» Given entries
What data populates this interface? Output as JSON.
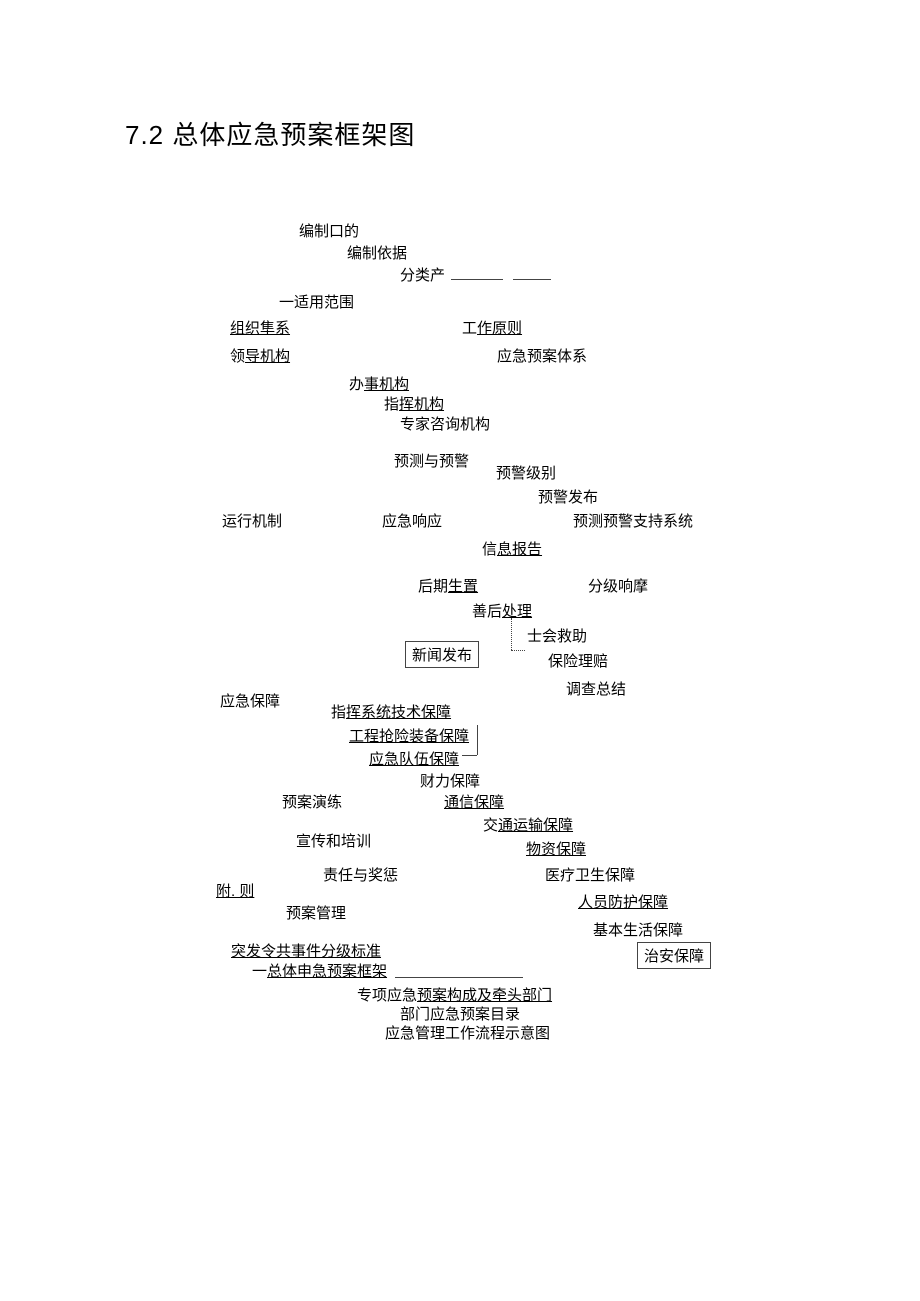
{
  "title": "7.2 总体应急预案框架图",
  "nodes": {
    "n1": "编制口的",
    "n2": "编制依据",
    "n3": "分类产",
    "n4": "一适用范围",
    "n5": "组织隼系",
    "n6": "领导机构",
    "n7": "工作原则",
    "n8": "应急预案体系",
    "n9": "办事机构",
    "n10": "指挥机构",
    "n11": "专家咨询机构",
    "n12": "预测与预警",
    "n13": "预警级别",
    "n14": "预警发布",
    "n15": "运行机制",
    "n16": "应急响应",
    "n17": "预测预警支持系统",
    "n18": "信息报告",
    "n19": "后期生置",
    "n20": "分级响摩",
    "n21": "善后处理",
    "n22": "士会救助",
    "n23": "新闻发布",
    "n24": "保险理赔",
    "n25": "调查总结",
    "n26": "应急保障",
    "n27": "指挥系统技术保障",
    "n28": "工程抢险装备保障 ",
    "n29": "应急队伍保障",
    "n30": "财力保障",
    "n31": "预案演练",
    "n32": "通信保障",
    "n33": "交通运输保障",
    "n34": "宣传和培训",
    "n35": "物资保障",
    "n36": "责任与奖惩",
    "n37": "医疗卫生保障",
    "n38": "附. 则",
    "n39": "人员防护保障",
    "n40": "预案管理",
    "n41": "基本生活保障",
    "n42": "突发令共事件分级标准",
    "n43": "治安保障",
    "n44": "一总体申急预案框架",
    "n45": "专项应急预案构成及牵头部门",
    "n46": "部门应急预案目录",
    "n47": "应急管理工作流程示意图"
  }
}
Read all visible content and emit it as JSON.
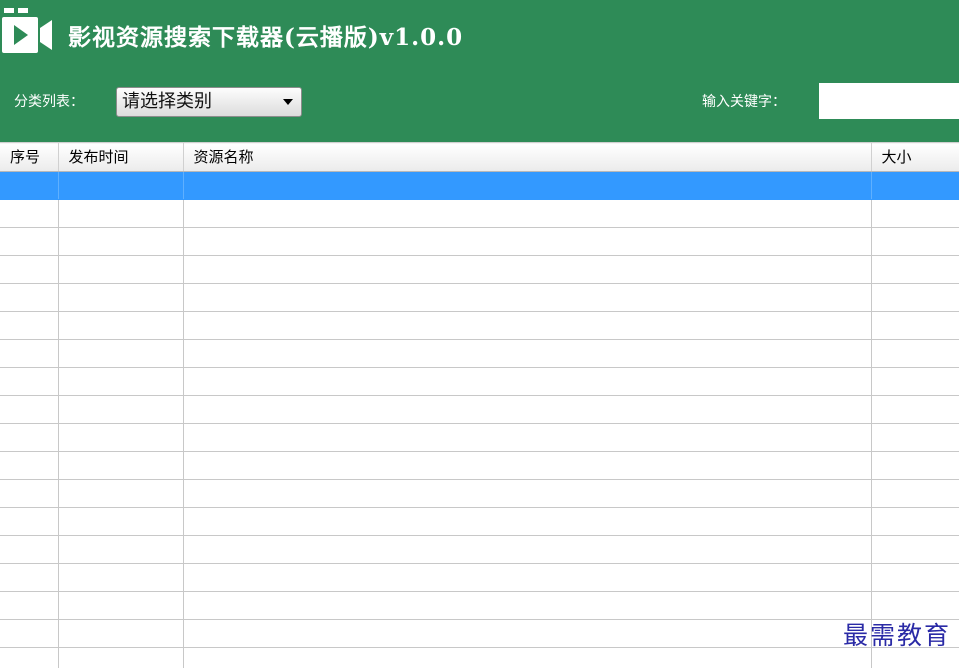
{
  "app": {
    "title": "影视资源搜索下载器(云播版)v1.0.0",
    "icon": "video-camera-icon"
  },
  "toolbar": {
    "category_label": "分类列表：",
    "category_selected": "请选择类别",
    "keyword_label": "输入关键字：",
    "keyword_value": ""
  },
  "table": {
    "columns": [
      "序号",
      "发布时间",
      "资源名称",
      "大小"
    ],
    "rows": [],
    "selected_row_index": 0
  },
  "watermark": "最需教育",
  "colors": {
    "header_bg": "#2e8b57",
    "selection": "#3399ff",
    "watermark": "#2a2aa6"
  }
}
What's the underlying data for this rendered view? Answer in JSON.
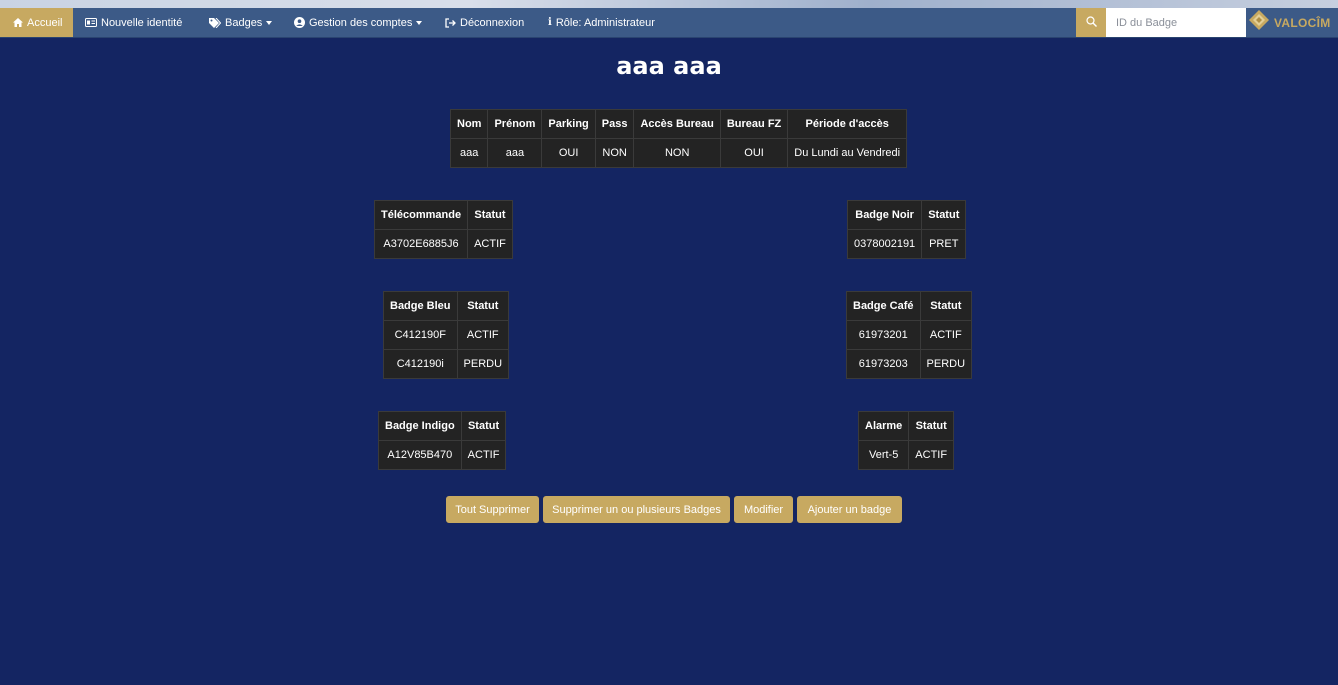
{
  "nav": {
    "home_label": "Accueil",
    "new_identity_label": "Nouvelle identité",
    "badges_label": "Badges",
    "accounts_label": "Gestion des comptes",
    "logout_label": "Déconnexion",
    "role_label": "Rôle: Administrateur",
    "search_placeholder": "ID du Badge",
    "logo_text": "VALOCÎM"
  },
  "page": {
    "title": "aaa aaa"
  },
  "identity": {
    "headers": [
      "Nom",
      "Prénom",
      "Parking",
      "Pass",
      "Accès Bureau",
      "Bureau FZ",
      "Période d'accès"
    ],
    "row": [
      "aaa",
      "aaa",
      "OUI",
      "NON",
      "NON",
      "OUI",
      "Du Lundi au Vendredi"
    ]
  },
  "telecommande": {
    "headers": [
      "Télécommande",
      "Statut"
    ],
    "rows": [
      [
        "A3702E6885J6",
        "ACTIF"
      ]
    ]
  },
  "badge_noir": {
    "headers": [
      "Badge Noir",
      "Statut"
    ],
    "rows": [
      [
        "0378002191",
        "PRET"
      ]
    ]
  },
  "badge_bleu": {
    "headers": [
      "Badge Bleu",
      "Statut"
    ],
    "rows": [
      [
        "C412190F",
        "ACTIF"
      ],
      [
        "C412190i",
        "PERDU"
      ]
    ]
  },
  "badge_cafe": {
    "headers": [
      "Badge Café",
      "Statut"
    ],
    "rows": [
      [
        "61973201",
        "ACTIF"
      ],
      [
        "61973203",
        "PERDU"
      ]
    ]
  },
  "badge_indigo": {
    "headers": [
      "Badge Indigo",
      "Statut"
    ],
    "rows": [
      [
        "A12V85B470",
        "ACTIF"
      ]
    ]
  },
  "alarme": {
    "headers": [
      "Alarme",
      "Statut"
    ],
    "rows": [
      [
        "Vert-5",
        "ACTIF"
      ]
    ]
  },
  "actions": {
    "delete_all": "Tout Supprimer",
    "delete_some": "Supprimer un ou plusieurs Badges",
    "modify": "Modifier",
    "add_badge": "Ajouter un badge"
  },
  "colors": {
    "background": "#142562",
    "navbar": "#3c5a87",
    "accent_gold": "#c7a961",
    "table_cell": "#232323"
  }
}
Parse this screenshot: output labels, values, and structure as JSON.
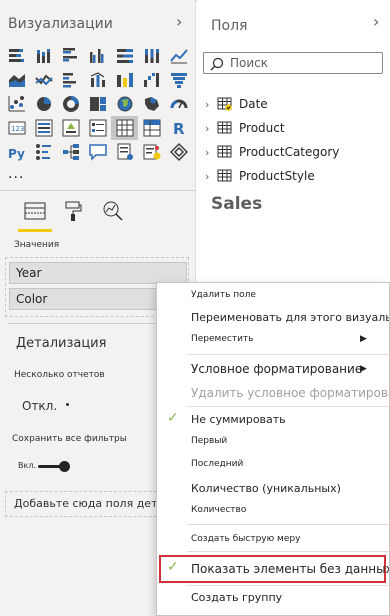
{
  "visualizations": {
    "title": "Визуализации",
    "more": "...",
    "tabs": [
      "fields-tab-icon",
      "format-paint-roller-icon",
      "analytics-magnifier-icon"
    ],
    "values_label": "Значения",
    "wells": [
      "Year",
      "Color"
    ],
    "drillthrough": {
      "title": "Детализация",
      "cross_report_label": "Несколько отчетов",
      "cross_report_value": "Откл.",
      "keep_filters_label": "Сохранить все фильтры",
      "keep_filters_value": "Вкл.",
      "drop_zone_placeholder": "Добавьте сюда поля детализации"
    }
  },
  "fields": {
    "title": "Поля",
    "search_placeholder": "Поиск",
    "tables": [
      "Date",
      "Product",
      "ProductCategory",
      "ProductStyle"
    ],
    "group_title": "Sales"
  },
  "context_menu": {
    "remove_field": "Удалить поле",
    "rename": "Переименовать для этого визуального",
    "move": "Переместить",
    "conditional_formatting": "Условное форматирование",
    "remove_conditional_formatting": "Удалить условное форматировани",
    "dont_summarize": "Не суммировать",
    "first": "Первый",
    "last": "Последний",
    "count_distinct": "Количество (уникальных)",
    "count": "Количество",
    "new_quick_measure": "Создать быструю меру",
    "show_items_no_data": "Показать элементы без данных",
    "new_group": "Создать группу"
  },
  "colors": {
    "accent_yellow": "#f2c811",
    "check_green": "#8ab84a",
    "highlight_red": "#d13438"
  }
}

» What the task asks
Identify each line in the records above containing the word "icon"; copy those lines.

» Response box
    "icon": "video-camera-icon"
      "fields-tab-icon",
      "format-paint-roller-icon",
      "analytics-magnifier-icon"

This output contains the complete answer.